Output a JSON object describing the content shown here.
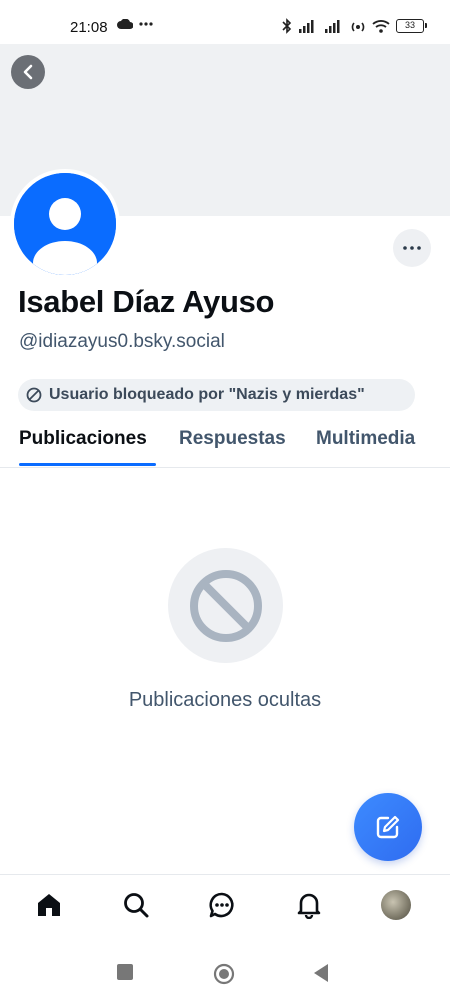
{
  "status_bar": {
    "time": "21:08",
    "battery": "33",
    "icons": [
      "cloud-icon",
      "more-dots-icon",
      "bluetooth-icon",
      "signal-icon",
      "signal-icon",
      "hotspot-icon",
      "wifi-icon",
      "battery-icon"
    ]
  },
  "header": {
    "back_icon": "chevron-left-icon",
    "more_icon": "more-horizontal-icon"
  },
  "profile": {
    "display_name": "Isabel Díaz Ayuso",
    "handle": "@idiazayus0.bsky.social",
    "blocked_label": "Usuario bloqueado por \"Nazis y mierdas\"",
    "avatar_color": "#0a6cff"
  },
  "tabs": [
    {
      "label": "Publicaciones",
      "active": true
    },
    {
      "label": "Respuestas",
      "active": false
    },
    {
      "label": "Multimedia",
      "active": false
    }
  ],
  "empty_state": {
    "icon": "blocked-icon",
    "text": "Publicaciones ocultas"
  },
  "fab": {
    "icon": "compose-icon"
  },
  "bottom_nav": [
    "home-icon",
    "search-icon",
    "chat-icon",
    "bell-icon",
    "profile-avatar"
  ],
  "colors": {
    "accent": "#0a6cff",
    "muted_text": "#42566c"
  }
}
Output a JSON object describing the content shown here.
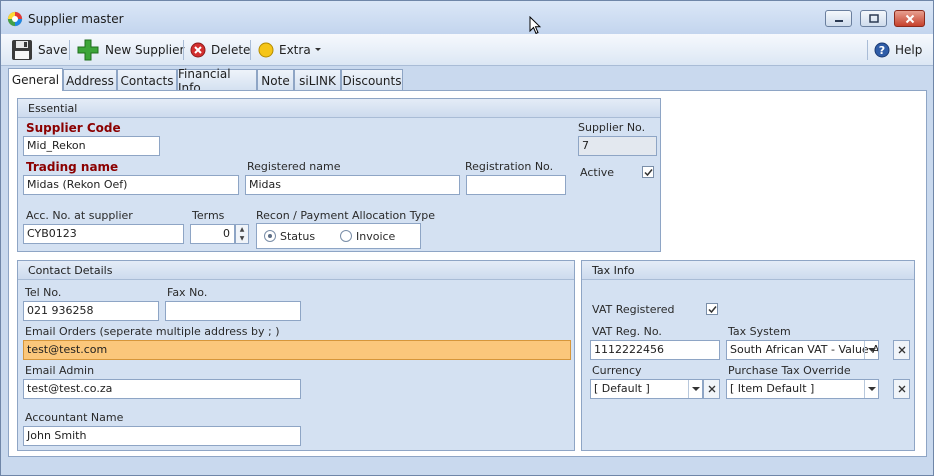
{
  "window": {
    "title": "Supplier master"
  },
  "toolbar": {
    "save_label": "Save",
    "new_label": "New Supplier",
    "delete_label": "Delete",
    "extra_label": "Extra",
    "help_label": "Help"
  },
  "tabs": [
    {
      "label": "General",
      "active": true
    },
    {
      "label": "Address"
    },
    {
      "label": "Contacts"
    },
    {
      "label": "Financial Info"
    },
    {
      "label": "Note"
    },
    {
      "label": "siLINK"
    },
    {
      "label": "Discounts"
    }
  ],
  "essential": {
    "header": "Essential",
    "supplier_code_label": "Supplier Code",
    "supplier_code": "Mid_Rekon",
    "supplier_no_label": "Supplier No.",
    "supplier_no": "7",
    "trading_name_label": "Trading name",
    "trading_name": "Midas (Rekon Oef)",
    "registered_name_label": "Registered name",
    "registered_name": "Midas",
    "registration_no_label": "Registration No.",
    "registration_no": "",
    "active_label": "Active",
    "active": true,
    "acc_no_label": "Acc. No. at supplier",
    "acc_no": "CYB0123",
    "terms_label": "Terms",
    "terms": "0",
    "recon_label": "Recon / Payment Allocation Type",
    "recon_options": [
      "Status",
      "Invoice"
    ],
    "recon_selected": "Status"
  },
  "contact": {
    "header": "Contact Details",
    "tel_label": "Tel No.",
    "tel": "021 936258",
    "fax_label": "Fax No.",
    "fax": "",
    "email_orders_label": "Email Orders (seperate multiple address by ; )",
    "email_orders": "test@test.com",
    "email_admin_label": "Email Admin",
    "email_admin": "test@test.co.za",
    "accountant_label": "Accountant Name",
    "accountant": "John Smith"
  },
  "tax": {
    "header": "Tax Info",
    "vat_registered_label": "VAT Registered",
    "vat_registered": true,
    "vat_reg_no_label": "VAT Reg. No.",
    "vat_reg_no": "1112222456",
    "tax_system_label": "Tax System",
    "tax_system": "South African VAT - Value A...",
    "currency_label": "Currency",
    "currency": "[ Default ]",
    "purchase_tax_label": "Purchase Tax Override",
    "purchase_tax": "[ Item Default ]"
  },
  "colors": {
    "highlight": "#fbc77b",
    "required_label": "#8b0000",
    "group_bg": "#d4e1f2"
  }
}
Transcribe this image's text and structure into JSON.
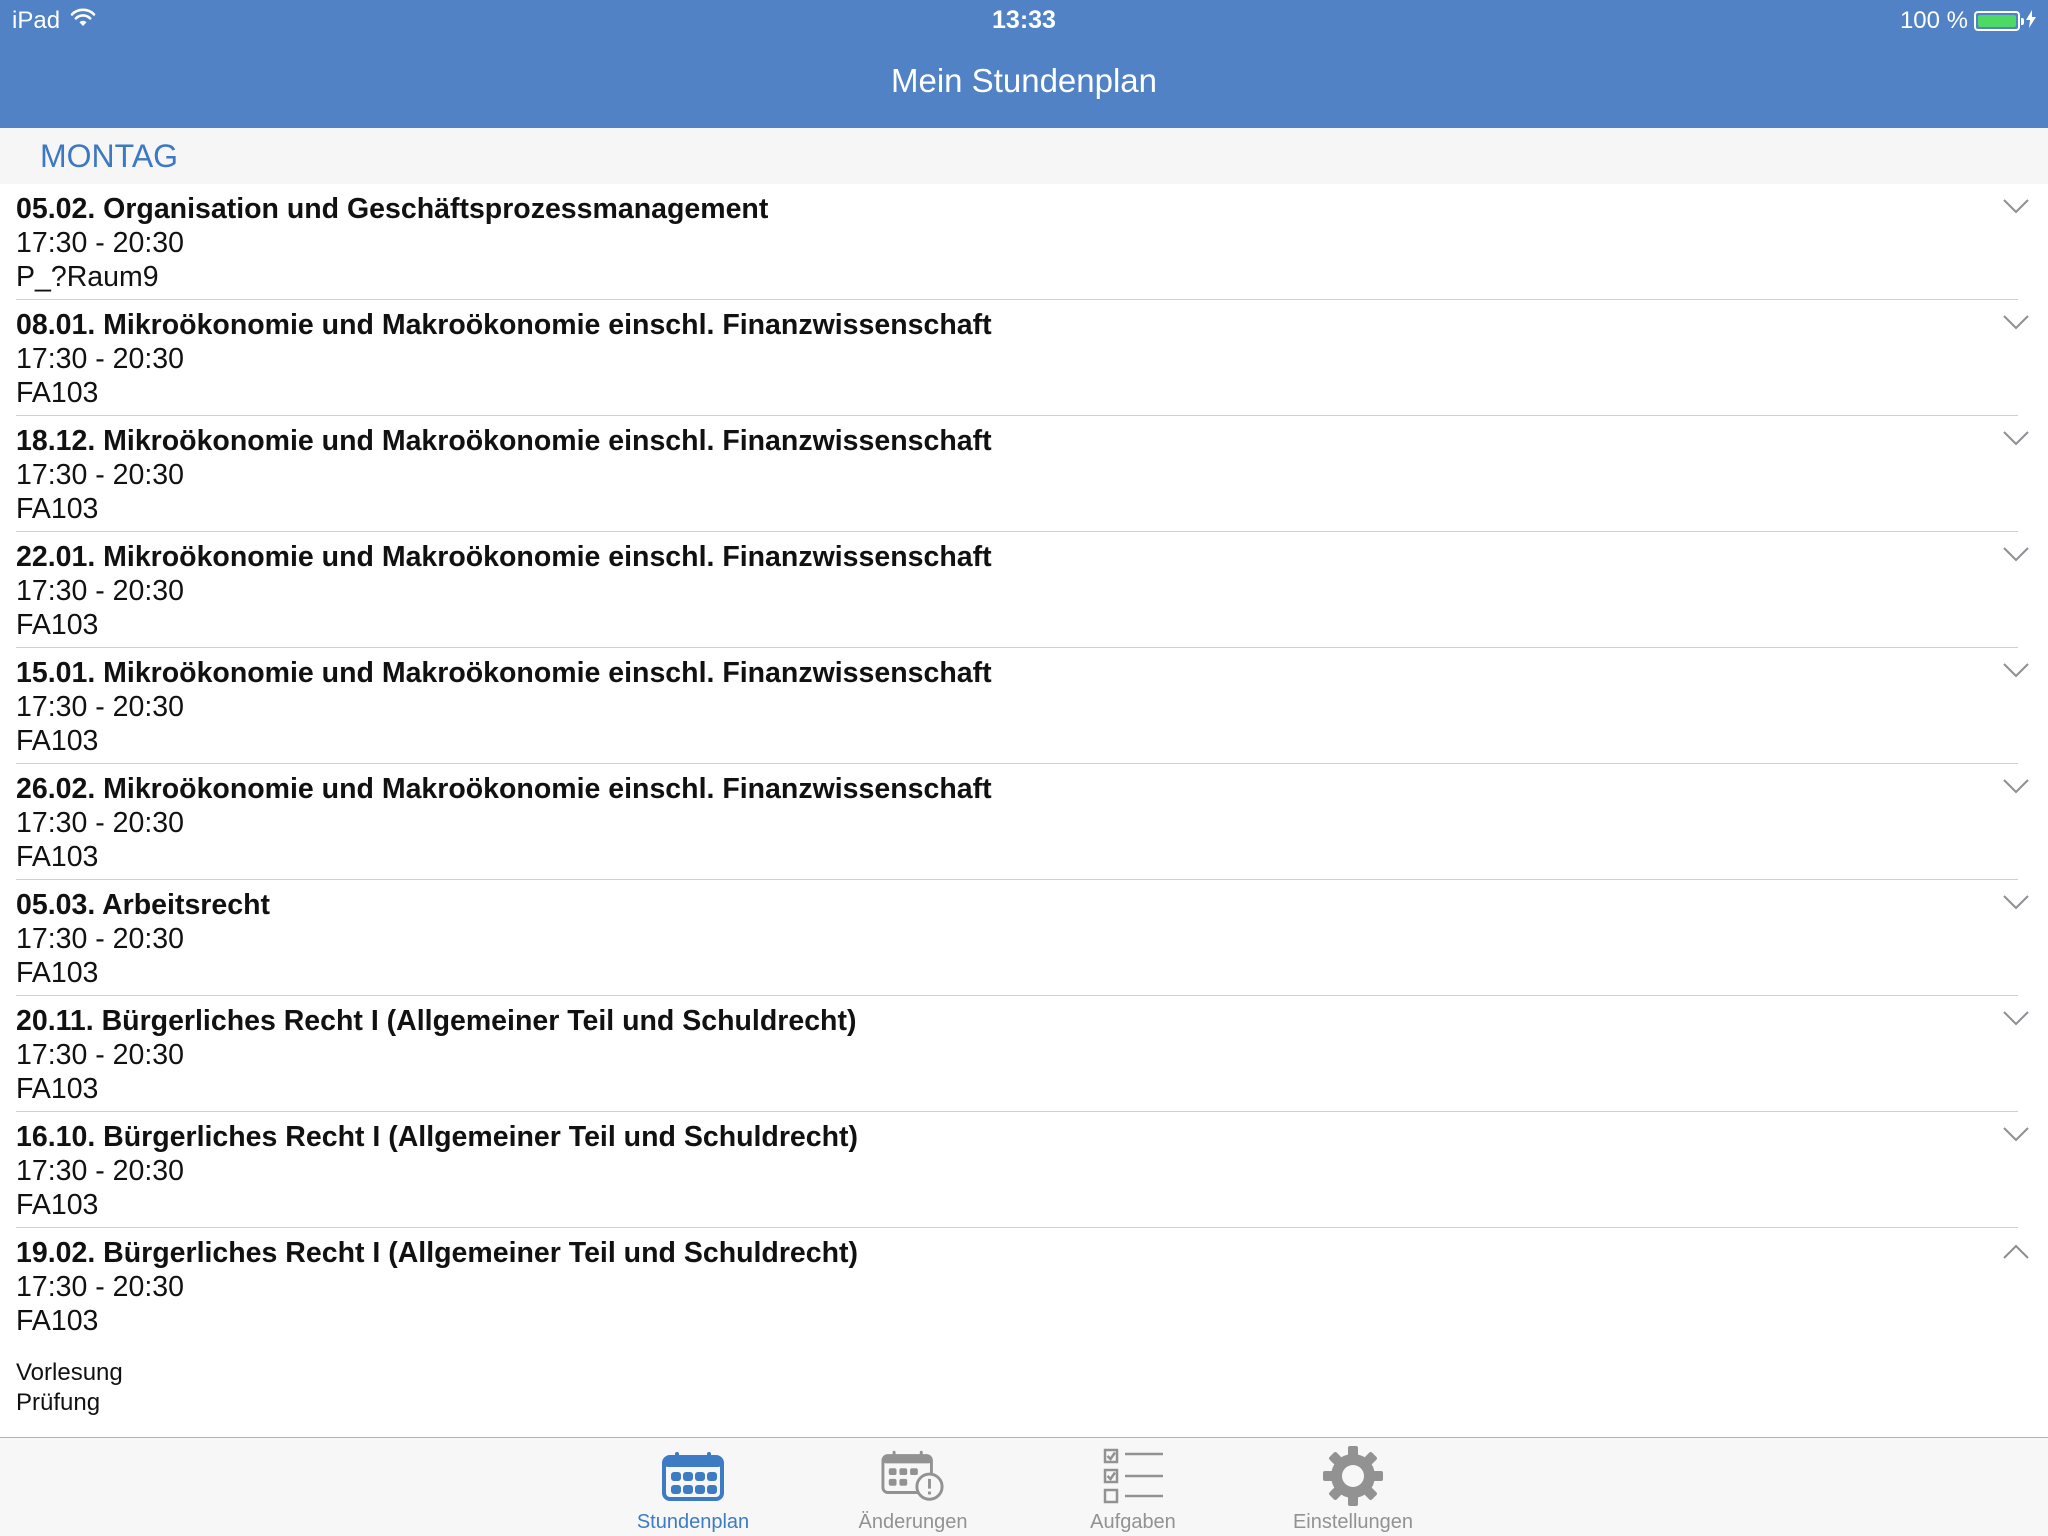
{
  "status_bar": {
    "device": "iPad",
    "time": "13:33",
    "battery": "100 %",
    "icons": [
      "wifi-icon",
      "battery-icon",
      "charging-bolt-icon"
    ]
  },
  "nav": {
    "title": "Mein Stundenplan"
  },
  "section": {
    "title": "MONTAG"
  },
  "items": [
    {
      "title": "05.02. Organisation und Geschäftsprozessmanagement",
      "time": "17:30 - 20:30",
      "room": "P_?Raum9",
      "expanded": false
    },
    {
      "title": "08.01. Mikroökonomie und Makroökonomie einschl. Finanzwissenschaft",
      "time": "17:30 - 20:30",
      "room": "FA103",
      "expanded": false
    },
    {
      "title": "18.12. Mikroökonomie und Makroökonomie einschl. Finanzwissenschaft",
      "time": "17:30 - 20:30",
      "room": "FA103",
      "expanded": false
    },
    {
      "title": "22.01. Mikroökonomie und Makroökonomie einschl. Finanzwissenschaft",
      "time": "17:30 - 20:30",
      "room": "FA103",
      "expanded": false
    },
    {
      "title": "15.01. Mikroökonomie und Makroökonomie einschl. Finanzwissenschaft",
      "time": "17:30 - 20:30",
      "room": "FA103",
      "expanded": false
    },
    {
      "title": "26.02. Mikroökonomie und Makroökonomie einschl. Finanzwissenschaft",
      "time": "17:30 - 20:30",
      "room": "FA103",
      "expanded": false
    },
    {
      "title": "05.03. Arbeitsrecht",
      "time": "17:30 - 20:30",
      "room": "FA103",
      "expanded": false
    },
    {
      "title": "20.11. Bürgerliches Recht I (Allgemeiner Teil und Schuldrecht)",
      "time": "17:30 - 20:30",
      "room": "FA103",
      "expanded": false
    },
    {
      "title": "16.10. Bürgerliches Recht I (Allgemeiner Teil und Schuldrecht)",
      "time": "17:30 - 20:30",
      "room": "FA103",
      "expanded": false
    },
    {
      "title": "19.02. Bürgerliches Recht I (Allgemeiner Teil und Schuldrecht)",
      "time": "17:30 - 20:30",
      "room": "FA103",
      "expanded": true,
      "details": [
        "Vorlesung",
        "Prüfung"
      ]
    }
  ],
  "tabs": [
    {
      "label": "Stundenplan",
      "icon": "calendar-icon",
      "active": true
    },
    {
      "label": "Änderungen",
      "icon": "calendar-alert-icon",
      "active": false
    },
    {
      "label": "Aufgaben",
      "icon": "checklist-icon",
      "active": false
    },
    {
      "label": "Einstellungen",
      "icon": "gear-icon",
      "active": false
    }
  ],
  "colors": {
    "header_blue": "#5082c5",
    "section_blue": "#3c78c3",
    "tab_active": "#3d7bc4",
    "tab_inactive": "#929292",
    "battery_green": "#4cd964"
  }
}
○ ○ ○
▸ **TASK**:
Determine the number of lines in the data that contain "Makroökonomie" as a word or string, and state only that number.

▸ **TASK RESULT**:
5